Figure 2. Cumulative conception rates for cows in a range of body condition scores at pregnancy test
Recording BCS at pregnancy test assists evaluation of the results and planning. If there are significant numbers of breeders in BCS 2, dry season supplementation should be considered to prevent these animals slipping further. Drafting off these animals at pregnancy test enables targeted supplementation as cows in BCS 3 or 4 may require no dry season supplementation.
If a large proportion of the breeder herd is in BCS 2 at pregnancy test, it indicates that changes in mating management, time of weaning and grazing management may be required to help cows maintain body condition. For more information see Nutritional management of breeders.
What does pregnancy data mean for future planning?
Good pregnancy testing data enables better planning for the next 12 months. Data from pregnancy testing can be used into calving summary tables like the example in Table 3. Knowing what cows will calve when assists:
- Grazing management
- Planning branding
- Planning weaning to manage cow body condition
- Supplement program management (if some cows calve in the dry season).
Table 3. Estimated 2005 calving data for Swans Lagoon CRC Brahman Cows
|Pregnancy test date||1/06/2004|
|Gestation length (days)||290|
|Estimated breeder mortality (%)||1|
|Estimated foetal and calf losses (%)||6|
|Mean birth weight (kg)||31|
|Mean calf growth rate (kg/hd/day)||0.8|
Table 4. Estimated cow and calf numbers, losses, calving dates and calf ages at 30/05/2005
|Pregnancy status||No. of cows||Calving date||Calf numbers||Age of calves||Mean calf weight|
|2||5||17 January 2005||5||133||4.4||137|
|2.5||21||2 January 2005||20||148||4.9||149|
|3||36||18 December 2004||34||163||5.4||161|
|3.5||97||3 December 2004||90||178||5.9||173|
|4||69||18 November 2004||64||193||6.4||185|
|4.5||30||3 November 2004||28||208||6.9||197|
Table 5. Estimated cow numbers at weaning
|Dry cows (lost calf)||15||6|
The information in Table 3 also assists at branding to identifying the likely number of cows which will have lost their pregnancy or calf and can be drafted off for sale.

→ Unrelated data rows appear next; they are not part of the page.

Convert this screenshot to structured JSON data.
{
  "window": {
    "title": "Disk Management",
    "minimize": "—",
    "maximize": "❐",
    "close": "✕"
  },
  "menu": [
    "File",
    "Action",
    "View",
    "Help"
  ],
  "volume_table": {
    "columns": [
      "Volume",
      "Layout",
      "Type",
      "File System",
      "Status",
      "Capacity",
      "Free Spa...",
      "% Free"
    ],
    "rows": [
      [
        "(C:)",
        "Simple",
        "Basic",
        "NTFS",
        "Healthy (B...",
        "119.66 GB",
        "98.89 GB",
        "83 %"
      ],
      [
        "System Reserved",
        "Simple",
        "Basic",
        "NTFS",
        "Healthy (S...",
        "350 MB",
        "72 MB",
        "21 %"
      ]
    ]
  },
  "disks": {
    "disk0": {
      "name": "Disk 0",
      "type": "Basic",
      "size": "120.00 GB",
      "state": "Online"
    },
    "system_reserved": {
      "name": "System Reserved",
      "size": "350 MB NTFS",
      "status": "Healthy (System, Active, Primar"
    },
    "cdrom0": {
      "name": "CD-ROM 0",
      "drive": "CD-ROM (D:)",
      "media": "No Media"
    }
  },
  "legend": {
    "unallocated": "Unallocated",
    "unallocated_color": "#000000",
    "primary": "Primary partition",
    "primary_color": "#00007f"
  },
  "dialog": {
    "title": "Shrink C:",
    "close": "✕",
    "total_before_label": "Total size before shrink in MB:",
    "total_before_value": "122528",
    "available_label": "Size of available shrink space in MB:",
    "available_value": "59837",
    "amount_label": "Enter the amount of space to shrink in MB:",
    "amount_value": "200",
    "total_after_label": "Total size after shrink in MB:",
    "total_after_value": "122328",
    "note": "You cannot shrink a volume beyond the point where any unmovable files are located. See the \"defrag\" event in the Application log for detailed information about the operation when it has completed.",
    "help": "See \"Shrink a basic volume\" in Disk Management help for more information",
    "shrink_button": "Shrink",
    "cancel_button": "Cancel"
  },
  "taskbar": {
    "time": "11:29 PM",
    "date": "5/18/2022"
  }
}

These animals are usually in good condition and as well as generating cash flow early in the year their sale will reduce the stocking rate for the latter part of the growing season.
What does pregnancy data mean for future business performance?
Collecting and using pregnancy test data puts businesses in a much better position with financiers for whom the reliability of future cash flow is a critical consideration. If turnoff numbers are going to be down, there is time to identify opportunities to fill the gap. This type of planning is even more critical in herds with a younger turnoff as there is less time to fill income gaps.
In many herds, there is considerable opportunity to tighten the calving period and increase the selection for fertility by culling the 5-10% of animals which conceive in the last month of joining. Joiner heifers are an excellent group to implement this approach with as the late calvers are less fertile and the animals most likely to have trouble re-conceiving as a first calf cow.
- Pregnancy testing with accurate foetal ageing is critical for assessing reproductive performance.
- Body condition scoring provides additional valuable data for managing weaning, grazing strategies and supplementation.
- Pregnancy test data allows better planning of grazing management, weaning and cull cow turnoff for the next 12 months.
- The forward planning of weaning and turnoff, which pregnancy test data enables, is critical for business planning and financial management.
Mick Sullivan, Department of Agriculture and Fisheries.